A Casual Weekend Thing

A Casual Weekend Thing

A.J. Thomas

Bad family relations and ugly relatives abound in romance fiction, usually holding either the hero or heroine back from reaching a happily ever after. But few have loaded a character with such a horrific backstory as Thomas does in her debut. Christopher, raised in a foster home, is the brother of a convicted pedophile, whose gruesome suicide becomes the catalyst for the story.

When San Diego detective Christopher Hayes travels to the remote town of Elkin, Montana, he meets former Miami police officer Doug Heavy Runner at a Missoula gay bar on the way not knowing they will be working together after their one night stand.

When Christopher gets to tiny Elkin, where his older brother’s body is, he learns that Doug is the officer who cut down Peter’s body after his apparent suicide. But when Peter’s house burns down and Christopher recognizes anomalies about Peter’s death, he and Doug start investigating while their weekend fling heats up into something bigger and longer lasting.

Thomas piles on the baggage for both Christopher and Doug. Not only is Christopher the victim of child abuse but his brother is a convicted sex offender, preying on young boys, all of which makes Christopher reluctant to look into Peter’s life in Montana.

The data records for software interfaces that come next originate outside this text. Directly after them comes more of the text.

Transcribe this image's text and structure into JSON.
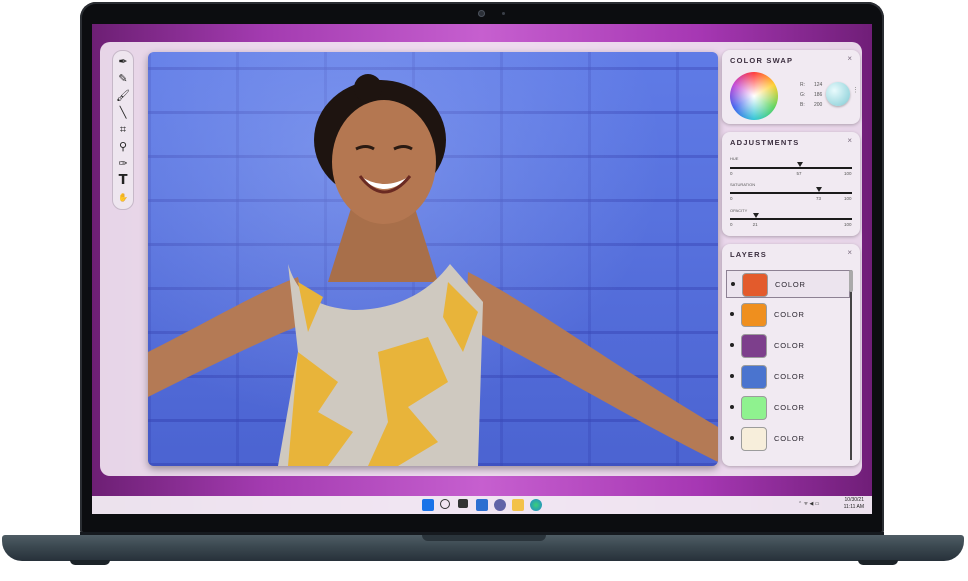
{
  "app": {
    "tools": [
      {
        "icon": "pen-icon",
        "glyph": "✒"
      },
      {
        "icon": "pen-nib-icon",
        "glyph": "✎"
      },
      {
        "icon": "brush-icon",
        "glyph": "🖌"
      },
      {
        "icon": "line-icon",
        "glyph": "╲"
      },
      {
        "icon": "crop-icon",
        "glyph": "⌗"
      },
      {
        "icon": "zoom-icon",
        "glyph": "⚲"
      },
      {
        "icon": "eyedropper-icon",
        "glyph": "✑"
      },
      {
        "icon": "text-tool-icon",
        "glyph": "T"
      },
      {
        "icon": "hand-icon",
        "glyph": "✋"
      }
    ]
  },
  "color_swap": {
    "title": "COLOR SWAP",
    "close": "×",
    "r_label": "R:",
    "r_value": "124",
    "g_label": "G:",
    "g_value": "186",
    "b_label": "B:",
    "b_value": "200",
    "stepper": "⋮",
    "selected_color": "#9fd9e0"
  },
  "adjustments": {
    "title": "ADJUSTMENTS",
    "close": "×",
    "sliders": [
      {
        "label": "HUE",
        "min": "0",
        "max": "100",
        "value": "57",
        "fraction": 0.57
      },
      {
        "label": "SATURATION",
        "min": "0",
        "max": "100",
        "value": "73",
        "fraction": 0.73
      },
      {
        "label": "OPACITY",
        "min": "0",
        "max": "100",
        "value": "21",
        "fraction": 0.21
      }
    ]
  },
  "layers": {
    "title": "LAYERS",
    "close": "×",
    "items": [
      {
        "label": "COLOR",
        "color": "#e35b2c",
        "selected": true
      },
      {
        "label": "COLOR",
        "color": "#ef8f1e",
        "selected": false
      },
      {
        "label": "COLOR",
        "color": "#7d3f8c",
        "selected": false
      },
      {
        "label": "COLOR",
        "color": "#4a74cf",
        "selected": false
      },
      {
        "label": "COLOR",
        "color": "#8ff28f",
        "selected": false
      },
      {
        "label": "COLOR",
        "color": "#f7eedb",
        "selected": false
      }
    ]
  },
  "taskbar": {
    "clock_time": "10/30/21",
    "clock_date": "11:11 AM",
    "tray_glyphs": "⌃  ᯤ  ◀  ▭"
  }
}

Peter has carved “Happy Birthday” on his arms, a message to Christopher since he apparently hung himself on Christopher’s birthday.

Doug has baggage too since he straddles two worlds, not being accepted in white society because of his Native American background and not being accepted in his tribe because he is a peace officer. He’s also the owner of ranchland, something other tribal members don’t have which makes him doubly suspicious in both worlds.

Because of past trauma, Christopher has become an ultra marathon runner in an attempt to outrun his nightmares, and Doug has embraced a vegetarian lifestyle despite being raised on his family’s cattle ranch. Each man must unshackle himself from the past in order to come together fully in the present.

Thomas makes both men believable and sympathetic. Neither is a whiner and both stoically shoulder through the upheavals in their lives with grit and determination. Christopher, on medical leave from San Diego where he was shot in the line of duty, is understandably reluctant to get involved in his convict brother’s life and death. Doug, for his part, is trying to settle into the Elkin sheriff’s department and his quiet life on the ranch after his time in Miami.

Although the mystery surrounding Peter’s death is easy to figure out, Thomas has a nice touch, making Christopher and Doug’s growing relationship compelling and interesting to read. They slide together via ordinary conversations during an extraordinary period in both their lives.

As a first book, this one is an enjoyable way to spend a few hours and has some very valid points to make about coping with awful circumstances. Readers of gay romance would do well to put her on their map.